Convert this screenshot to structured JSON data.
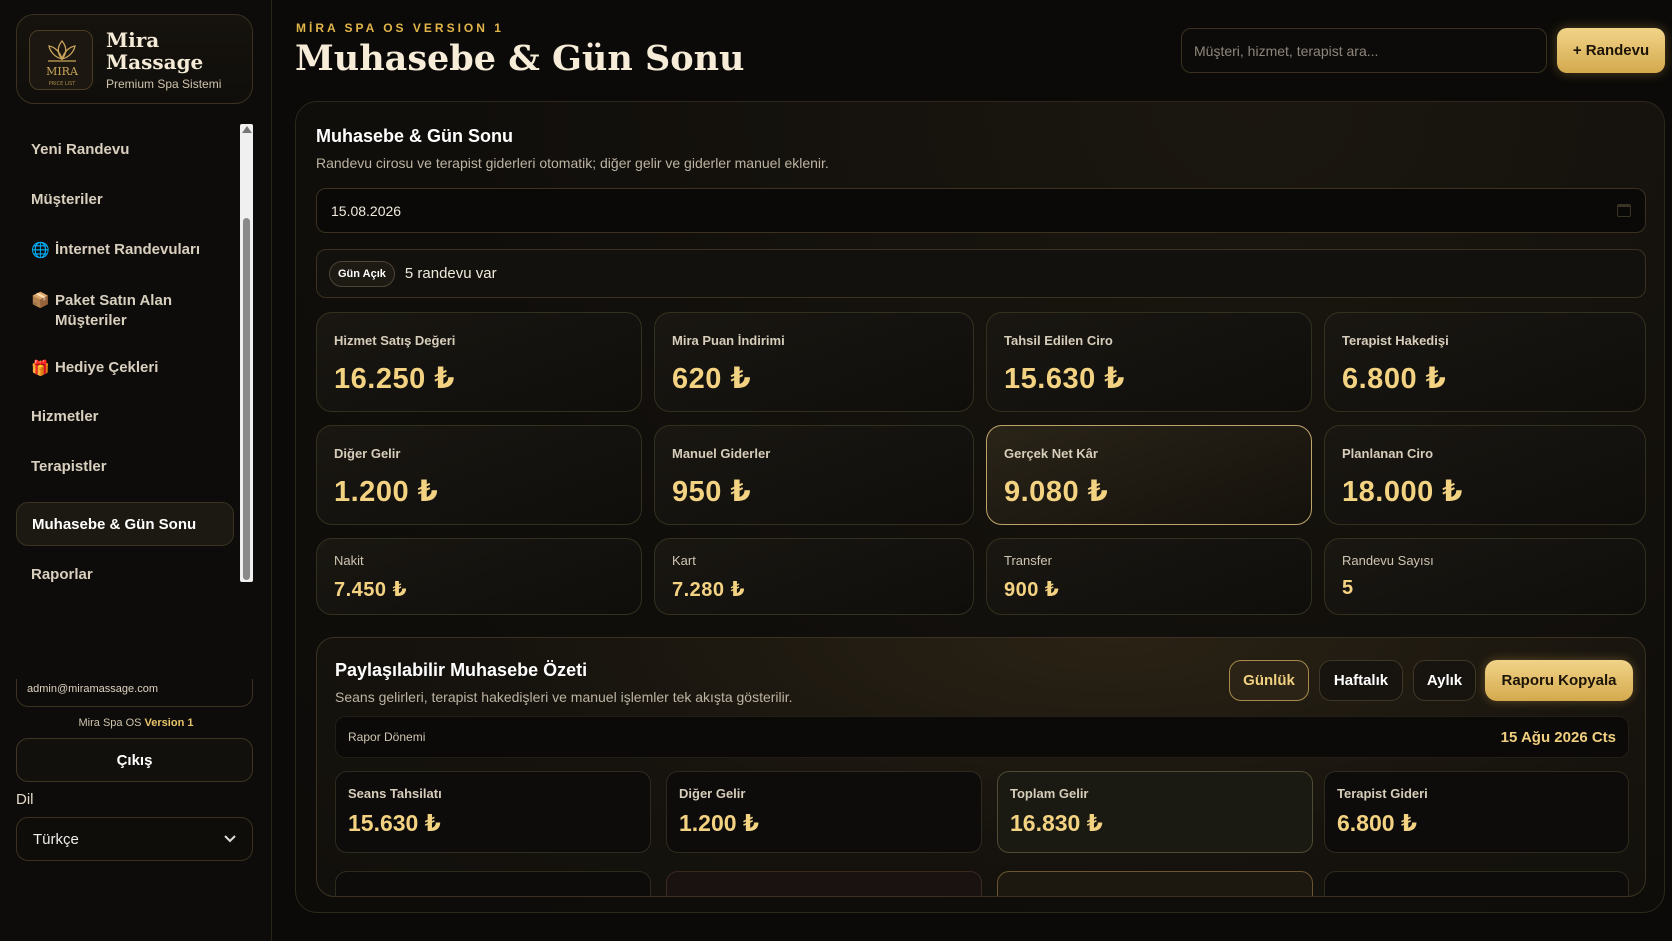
{
  "brand": {
    "title_line1": "Mira",
    "title_line2": "Massage",
    "subtitle": "Premium Spa Sistemi",
    "logo_text": "MIRA",
    "logo_subtext": "PRICE LIST"
  },
  "sidebar": {
    "items": [
      {
        "label": "Yeni Randevu",
        "icon": ""
      },
      {
        "label": "Müşteriler",
        "icon": ""
      },
      {
        "label": "İnternet Randevuları",
        "icon": "🌐"
      },
      {
        "label": "Paket Satın Alan Müşteriler",
        "icon": "📦"
      },
      {
        "label": "Hediye Çekleri",
        "icon": "🎁"
      },
      {
        "label": "Hizmetler",
        "icon": ""
      },
      {
        "label": "Terapistler",
        "icon": ""
      },
      {
        "label": "Muhasebe & Gün Sonu",
        "icon": ""
      },
      {
        "label": "Raporlar",
        "icon": ""
      }
    ],
    "active": "Muhasebe & Gün Sonu",
    "email": "admin@miramassage.com",
    "version_prefix": "Mira Spa OS",
    "version_label": "Version 1",
    "logout": "Çıkış",
    "language_label": "Dil",
    "language_value": "Türkçe"
  },
  "header": {
    "kicker": "MİRA SPA OS VERSION 1",
    "title": "Muhasebe & Gün Sonu",
    "search_placeholder": "Müşteri, hizmet, terapist ara...",
    "add_button": "+ Randevu"
  },
  "panel": {
    "title": "Muhasebe & Gün Sonu",
    "subtitle": "Randevu cirosu ve terapist giderleri otomatik; diğer gelir ve giderler manuel eklenir.",
    "date": "15.08.2026",
    "status_badge": "Gün Açık",
    "status_text": "5 randevu var"
  },
  "stats_row1": [
    {
      "label": "Hizmet Satış Değeri",
      "value": "16.250 ₺"
    },
    {
      "label": "Mira Puan İndirimi",
      "value": "620 ₺"
    },
    {
      "label": "Tahsil Edilen Ciro",
      "value": "15.630 ₺"
    },
    {
      "label": "Terapist Hakedişi",
      "value": "6.800 ₺"
    }
  ],
  "stats_row2": [
    {
      "label": "Diğer Gelir",
      "value": "1.200 ₺"
    },
    {
      "label": "Manuel Giderler",
      "value": "950 ₺"
    },
    {
      "label": "Gerçek Net Kâr",
      "value": "9.080 ₺"
    },
    {
      "label": "Planlanan Ciro",
      "value": "18.000 ₺"
    }
  ],
  "stats_row3": [
    {
      "label": "Nakit",
      "value": "7.450 ₺"
    },
    {
      "label": "Kart",
      "value": "7.280 ₺"
    },
    {
      "label": "Transfer",
      "value": "900 ₺"
    },
    {
      "label": "Randevu Sayısı",
      "value": "5"
    }
  ],
  "report": {
    "title": "Paylaşılabilir Muhasebe Özeti",
    "subtitle": "Seans gelirleri, terapist hakedişleri ve manuel işlemler tek akışta gösterilir.",
    "tabs": [
      "Günlük",
      "Haftalık",
      "Aylık"
    ],
    "active_tab": "Günlük",
    "copy_button": "Raporu Kopyala",
    "period_label": "Rapor Dönemi",
    "period_value": "15 Ağu 2026 Cts",
    "cards": [
      {
        "label": "Seans Tahsilatı",
        "value": "15.630 ₺"
      },
      {
        "label": "Diğer Gelir",
        "value": "1.200 ₺"
      },
      {
        "label": "Toplam Gelir",
        "value": "16.830 ₺"
      },
      {
        "label": "Terapist Gideri",
        "value": "6.800 ₺"
      }
    ]
  },
  "colors": {
    "accent": "#e2b54a",
    "value_gold": "#f3d282",
    "background": "#0b0a08"
  }
}
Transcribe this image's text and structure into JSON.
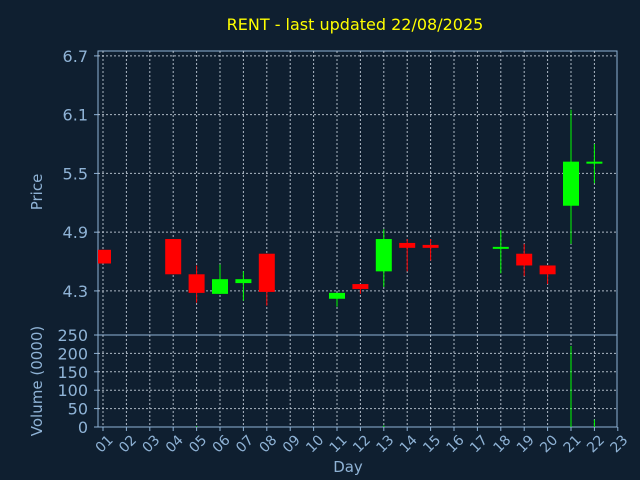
{
  "chart_data": [
    {
      "type": "candlestick",
      "title": "RENT - last updated 22/08/2025",
      "xlabel": "Day",
      "ylabel": "Price",
      "x_ticks": [
        "01",
        "02",
        "03",
        "04",
        "05",
        "06",
        "07",
        "08",
        "09",
        "10",
        "11",
        "12",
        "13",
        "14",
        "15",
        "16",
        "17",
        "18",
        "19",
        "20",
        "21",
        "22",
        "23"
      ],
      "y_ticks": [
        "4.3",
        "4.9",
        "5.5",
        "6.1",
        "6.7"
      ],
      "ylim": [
        3.85,
        6.75
      ],
      "xlim": [
        1,
        23
      ],
      "grid": true,
      "colors": {
        "up": "#00ff00",
        "down": "#ff0000"
      },
      "candles": [
        {
          "day": 1,
          "open": 4.72,
          "close": 4.58,
          "high": 4.72,
          "low": 4.58
        },
        {
          "day": 4,
          "open": 4.83,
          "close": 4.47,
          "high": 4.83,
          "low": 4.47
        },
        {
          "day": 5,
          "open": 4.47,
          "close": 4.28,
          "high": 4.56,
          "low": 4.18
        },
        {
          "day": 6,
          "open": 4.27,
          "close": 4.42,
          "high": 4.57,
          "low": 4.27
        },
        {
          "day": 7,
          "open": 4.38,
          "close": 4.42,
          "high": 4.5,
          "low": 4.2
        },
        {
          "day": 8,
          "open": 4.68,
          "close": 4.29,
          "high": 4.68,
          "low": 4.15
        },
        {
          "day": 11,
          "open": 4.22,
          "close": 4.28,
          "high": 4.28,
          "low": 4.14
        },
        {
          "day": 12,
          "open": 4.37,
          "close": 4.32,
          "high": 4.37,
          "low": 4.27
        },
        {
          "day": 13,
          "open": 4.5,
          "close": 4.83,
          "high": 4.93,
          "low": 4.34
        },
        {
          "day": 14,
          "open": 4.79,
          "close": 4.74,
          "high": 4.83,
          "low": 4.5
        },
        {
          "day": 15,
          "open": 4.77,
          "close": 4.74,
          "high": 4.83,
          "low": 4.61
        },
        {
          "day": 18,
          "open": 4.74,
          "close": 4.75,
          "high": 4.92,
          "low": 4.48
        },
        {
          "day": 19,
          "open": 4.68,
          "close": 4.56,
          "high": 4.78,
          "low": 4.45
        },
        {
          "day": 20,
          "open": 4.56,
          "close": 4.47,
          "high": 4.56,
          "low": 4.37
        },
        {
          "day": 21,
          "open": 5.17,
          "close": 5.62,
          "high": 6.15,
          "low": 4.78
        },
        {
          "day": 22,
          "open": 5.6,
          "close": 5.62,
          "high": 5.8,
          "low": 5.4
        }
      ]
    },
    {
      "type": "bar",
      "ylabel": "Volume (0000)",
      "y_ticks": [
        "0",
        "50",
        "100",
        "150",
        "200",
        "250"
      ],
      "ylim": [
        0,
        250
      ],
      "grid": true,
      "bars": [
        {
          "day": 5,
          "value": 2
        },
        {
          "day": 13,
          "value": 4
        },
        {
          "day": 21,
          "value": 220
        },
        {
          "day": 22,
          "value": 20
        }
      ]
    }
  ]
}
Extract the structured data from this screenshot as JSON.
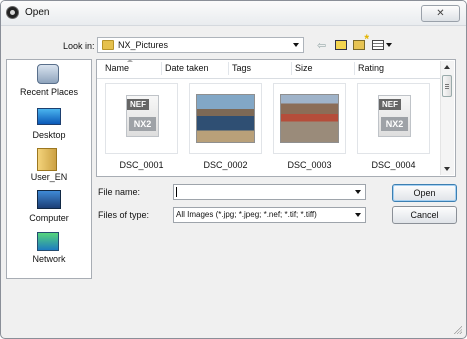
{
  "window": {
    "title": "Open",
    "close_label": "✕"
  },
  "look_in": {
    "label": "Look in:",
    "value": "NX_Pictures"
  },
  "places": [
    "Recent Places",
    "Desktop",
    "User_EN",
    "Computer",
    "Network"
  ],
  "columns": [
    "Name",
    "Date taken",
    "Tags",
    "Size",
    "Rating"
  ],
  "files": [
    "DSC_0001",
    "DSC_0002",
    "DSC_0003",
    "DSC_0004"
  ],
  "nef_badge": "NEF",
  "nx_badge": "NX2",
  "file_name": {
    "label": "File name:",
    "value": ""
  },
  "file_type": {
    "label": "Files of type:",
    "value": "All Images (*.jpg; *.jpeg; *.nef; *.tif; *.tiff)"
  },
  "buttons": {
    "open": "Open",
    "cancel": "Cancel"
  },
  "toolbar": {
    "back_icon": "back-arrow-icon",
    "up_icon": "up-folder-icon",
    "new_folder_icon": "new-folder-icon",
    "views_icon": "views-icon"
  }
}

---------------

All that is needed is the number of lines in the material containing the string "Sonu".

4